◆ Description of the task
If a line in the listing below contains "Read", return that line.
★ ★ ★ ★
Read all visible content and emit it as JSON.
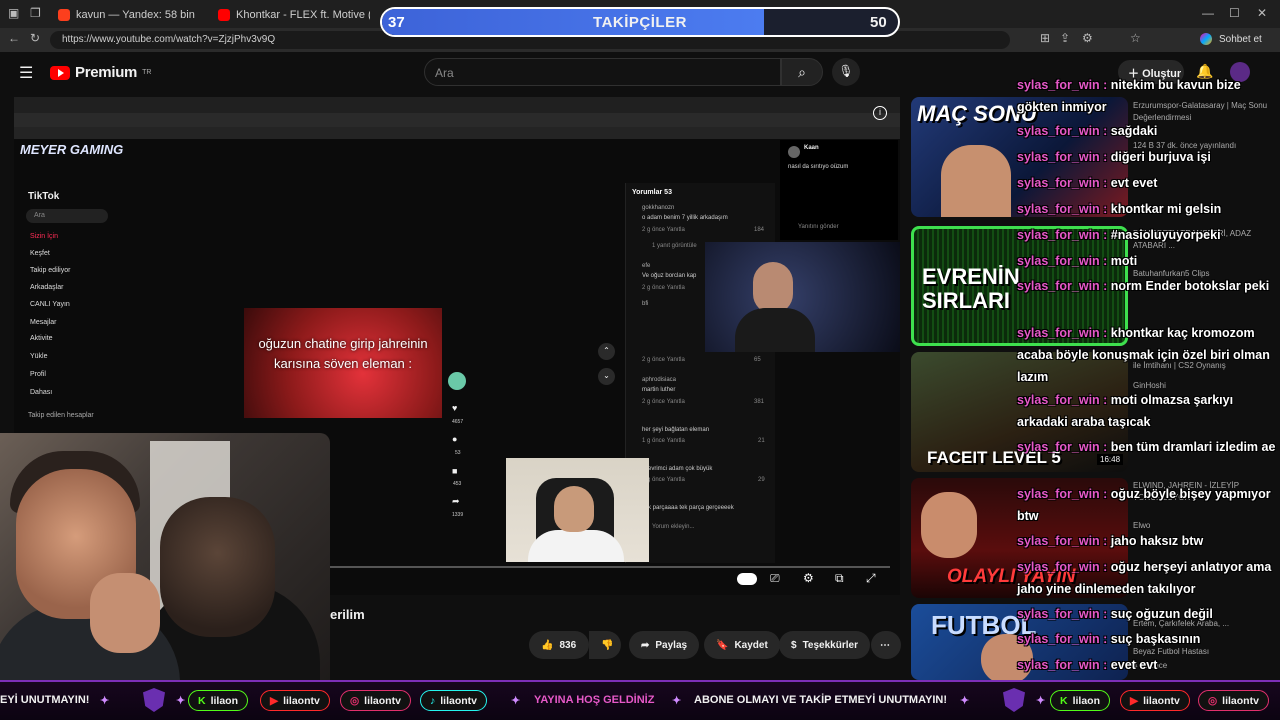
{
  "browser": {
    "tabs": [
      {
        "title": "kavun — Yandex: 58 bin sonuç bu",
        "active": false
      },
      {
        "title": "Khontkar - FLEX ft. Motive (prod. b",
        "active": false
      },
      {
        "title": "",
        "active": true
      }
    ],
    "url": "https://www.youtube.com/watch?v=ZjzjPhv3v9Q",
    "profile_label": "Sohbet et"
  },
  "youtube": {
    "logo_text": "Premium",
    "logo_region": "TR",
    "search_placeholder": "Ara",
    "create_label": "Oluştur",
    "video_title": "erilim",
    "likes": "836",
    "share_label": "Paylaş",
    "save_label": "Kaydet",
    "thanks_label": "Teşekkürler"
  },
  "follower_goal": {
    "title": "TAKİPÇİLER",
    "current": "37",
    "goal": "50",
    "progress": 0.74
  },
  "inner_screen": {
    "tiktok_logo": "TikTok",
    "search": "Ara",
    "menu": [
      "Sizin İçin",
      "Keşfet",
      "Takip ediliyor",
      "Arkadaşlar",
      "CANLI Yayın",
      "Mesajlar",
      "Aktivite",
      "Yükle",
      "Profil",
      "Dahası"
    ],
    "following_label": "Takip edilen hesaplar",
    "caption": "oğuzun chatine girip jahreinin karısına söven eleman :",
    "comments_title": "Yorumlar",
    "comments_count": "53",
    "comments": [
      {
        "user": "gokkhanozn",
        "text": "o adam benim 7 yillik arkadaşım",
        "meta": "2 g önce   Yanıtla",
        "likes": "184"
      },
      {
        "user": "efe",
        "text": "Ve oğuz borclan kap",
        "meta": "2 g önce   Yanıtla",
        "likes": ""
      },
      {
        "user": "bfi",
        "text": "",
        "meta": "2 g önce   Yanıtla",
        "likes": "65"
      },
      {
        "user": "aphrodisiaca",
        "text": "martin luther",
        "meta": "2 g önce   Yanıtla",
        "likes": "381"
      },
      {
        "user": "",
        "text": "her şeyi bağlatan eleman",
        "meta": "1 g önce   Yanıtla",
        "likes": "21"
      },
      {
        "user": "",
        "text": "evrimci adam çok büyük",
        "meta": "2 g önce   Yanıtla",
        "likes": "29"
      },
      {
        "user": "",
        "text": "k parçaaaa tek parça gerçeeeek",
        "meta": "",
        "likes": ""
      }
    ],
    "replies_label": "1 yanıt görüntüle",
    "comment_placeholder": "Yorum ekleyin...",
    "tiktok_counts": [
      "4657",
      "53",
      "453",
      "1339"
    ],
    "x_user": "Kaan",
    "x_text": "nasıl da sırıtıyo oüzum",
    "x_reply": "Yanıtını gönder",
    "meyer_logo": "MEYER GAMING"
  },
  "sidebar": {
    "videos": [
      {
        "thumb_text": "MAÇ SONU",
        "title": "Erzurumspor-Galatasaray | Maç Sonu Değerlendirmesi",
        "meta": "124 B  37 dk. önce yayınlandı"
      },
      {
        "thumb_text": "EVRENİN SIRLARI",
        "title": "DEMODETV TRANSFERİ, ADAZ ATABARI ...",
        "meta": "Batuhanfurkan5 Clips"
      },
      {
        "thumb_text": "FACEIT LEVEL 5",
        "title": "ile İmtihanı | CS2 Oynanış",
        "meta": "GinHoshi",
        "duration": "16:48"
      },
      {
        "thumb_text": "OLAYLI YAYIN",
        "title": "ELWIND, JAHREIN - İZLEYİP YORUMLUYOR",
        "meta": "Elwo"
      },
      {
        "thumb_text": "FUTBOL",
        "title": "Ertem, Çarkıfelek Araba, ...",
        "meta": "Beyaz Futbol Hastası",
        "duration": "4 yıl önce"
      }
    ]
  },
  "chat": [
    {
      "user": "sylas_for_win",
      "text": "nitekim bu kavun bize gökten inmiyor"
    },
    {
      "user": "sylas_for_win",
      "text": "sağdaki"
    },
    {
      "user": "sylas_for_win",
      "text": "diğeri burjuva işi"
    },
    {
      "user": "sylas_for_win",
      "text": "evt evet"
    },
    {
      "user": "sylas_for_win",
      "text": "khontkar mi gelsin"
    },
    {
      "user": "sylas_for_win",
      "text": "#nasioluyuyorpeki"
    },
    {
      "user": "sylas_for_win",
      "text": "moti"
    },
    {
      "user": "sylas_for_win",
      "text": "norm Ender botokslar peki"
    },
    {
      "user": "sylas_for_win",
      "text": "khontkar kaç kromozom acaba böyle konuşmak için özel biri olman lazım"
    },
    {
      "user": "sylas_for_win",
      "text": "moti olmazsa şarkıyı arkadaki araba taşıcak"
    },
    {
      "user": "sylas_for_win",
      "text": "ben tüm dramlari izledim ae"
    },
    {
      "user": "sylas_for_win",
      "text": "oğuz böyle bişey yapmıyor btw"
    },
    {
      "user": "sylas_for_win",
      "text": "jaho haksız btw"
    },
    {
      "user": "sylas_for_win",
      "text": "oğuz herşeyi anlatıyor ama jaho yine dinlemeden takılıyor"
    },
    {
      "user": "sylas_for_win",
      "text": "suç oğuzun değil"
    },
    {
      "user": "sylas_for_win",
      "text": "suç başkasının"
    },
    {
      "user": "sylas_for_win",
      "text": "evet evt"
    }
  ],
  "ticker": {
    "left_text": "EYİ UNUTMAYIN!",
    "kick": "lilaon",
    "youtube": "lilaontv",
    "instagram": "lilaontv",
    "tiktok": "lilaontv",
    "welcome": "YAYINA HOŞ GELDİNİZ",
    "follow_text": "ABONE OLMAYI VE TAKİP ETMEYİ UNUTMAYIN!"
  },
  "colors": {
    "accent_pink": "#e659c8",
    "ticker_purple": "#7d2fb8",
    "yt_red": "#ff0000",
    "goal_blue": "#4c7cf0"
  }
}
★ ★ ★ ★
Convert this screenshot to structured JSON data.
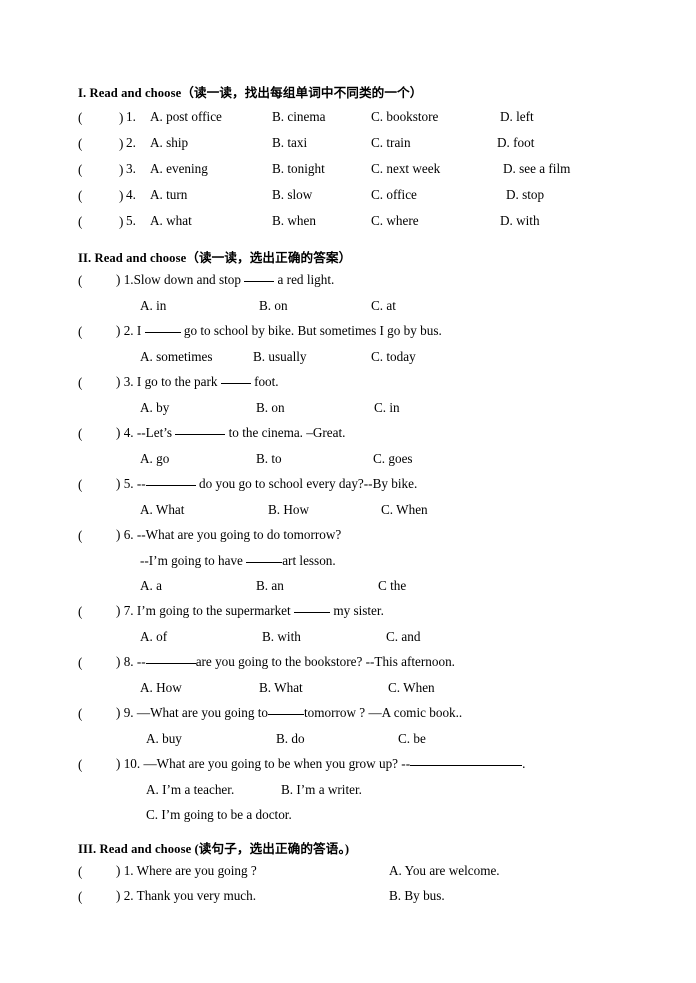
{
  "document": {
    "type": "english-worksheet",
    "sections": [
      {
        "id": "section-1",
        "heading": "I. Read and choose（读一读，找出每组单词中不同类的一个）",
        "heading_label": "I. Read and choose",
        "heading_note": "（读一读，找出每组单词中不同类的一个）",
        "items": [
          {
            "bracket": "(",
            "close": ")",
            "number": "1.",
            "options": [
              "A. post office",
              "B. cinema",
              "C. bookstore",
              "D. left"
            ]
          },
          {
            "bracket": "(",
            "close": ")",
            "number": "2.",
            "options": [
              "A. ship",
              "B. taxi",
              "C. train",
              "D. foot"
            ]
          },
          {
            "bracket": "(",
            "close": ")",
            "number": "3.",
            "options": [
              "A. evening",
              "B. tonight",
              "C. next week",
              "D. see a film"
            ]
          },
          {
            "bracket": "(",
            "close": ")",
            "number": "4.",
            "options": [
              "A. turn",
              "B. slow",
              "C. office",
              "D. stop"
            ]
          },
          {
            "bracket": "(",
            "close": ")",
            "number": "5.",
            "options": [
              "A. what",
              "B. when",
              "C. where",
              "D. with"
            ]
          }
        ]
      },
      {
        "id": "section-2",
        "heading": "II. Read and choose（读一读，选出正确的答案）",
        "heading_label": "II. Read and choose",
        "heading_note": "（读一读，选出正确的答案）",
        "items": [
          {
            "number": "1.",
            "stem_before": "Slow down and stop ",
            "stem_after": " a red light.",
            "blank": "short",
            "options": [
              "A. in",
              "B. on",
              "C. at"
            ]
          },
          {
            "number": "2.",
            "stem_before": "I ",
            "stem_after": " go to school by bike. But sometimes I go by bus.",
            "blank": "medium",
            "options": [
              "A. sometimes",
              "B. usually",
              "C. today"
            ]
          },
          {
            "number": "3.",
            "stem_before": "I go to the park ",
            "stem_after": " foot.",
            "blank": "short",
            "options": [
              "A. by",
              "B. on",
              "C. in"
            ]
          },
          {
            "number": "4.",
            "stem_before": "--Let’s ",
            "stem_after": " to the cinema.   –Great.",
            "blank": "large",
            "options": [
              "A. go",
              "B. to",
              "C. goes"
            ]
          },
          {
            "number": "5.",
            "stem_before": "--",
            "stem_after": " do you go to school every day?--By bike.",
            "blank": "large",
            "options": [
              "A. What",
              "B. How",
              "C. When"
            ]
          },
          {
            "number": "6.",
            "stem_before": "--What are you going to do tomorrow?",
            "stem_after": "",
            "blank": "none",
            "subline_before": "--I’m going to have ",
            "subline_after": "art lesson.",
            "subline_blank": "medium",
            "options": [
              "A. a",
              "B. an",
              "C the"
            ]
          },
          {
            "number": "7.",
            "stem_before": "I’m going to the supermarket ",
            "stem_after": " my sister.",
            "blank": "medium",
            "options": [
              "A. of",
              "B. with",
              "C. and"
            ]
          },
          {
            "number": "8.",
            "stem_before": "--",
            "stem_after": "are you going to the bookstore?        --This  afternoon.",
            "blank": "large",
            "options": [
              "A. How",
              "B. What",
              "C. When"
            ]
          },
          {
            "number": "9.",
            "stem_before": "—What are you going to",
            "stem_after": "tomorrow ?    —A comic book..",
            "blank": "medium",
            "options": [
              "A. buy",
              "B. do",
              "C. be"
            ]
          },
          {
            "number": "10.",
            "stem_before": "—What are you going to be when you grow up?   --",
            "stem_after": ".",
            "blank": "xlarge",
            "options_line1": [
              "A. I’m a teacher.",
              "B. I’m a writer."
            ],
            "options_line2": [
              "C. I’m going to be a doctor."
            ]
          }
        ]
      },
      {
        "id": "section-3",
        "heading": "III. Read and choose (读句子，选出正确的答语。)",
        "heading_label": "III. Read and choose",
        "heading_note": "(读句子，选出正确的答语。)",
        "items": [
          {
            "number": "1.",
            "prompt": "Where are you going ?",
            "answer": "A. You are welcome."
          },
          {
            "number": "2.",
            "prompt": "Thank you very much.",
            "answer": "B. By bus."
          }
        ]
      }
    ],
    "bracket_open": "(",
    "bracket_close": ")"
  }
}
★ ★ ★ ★
◆ Solution for this task
Read all visible content and emit it as JSON.
        "heading": "I. Read and choose（读一读，找出每组单词中不同类的一个）",
        "heading_label": "I. Read and choose",
        "heading": "II. Read and choose（读一读，选出正确的答案）",
        "heading_label": "II. Read and choose",
        "heading": "III. Read and choose (读句子，选出正确的答语。)",
        "heading_label": "III. Read and choose",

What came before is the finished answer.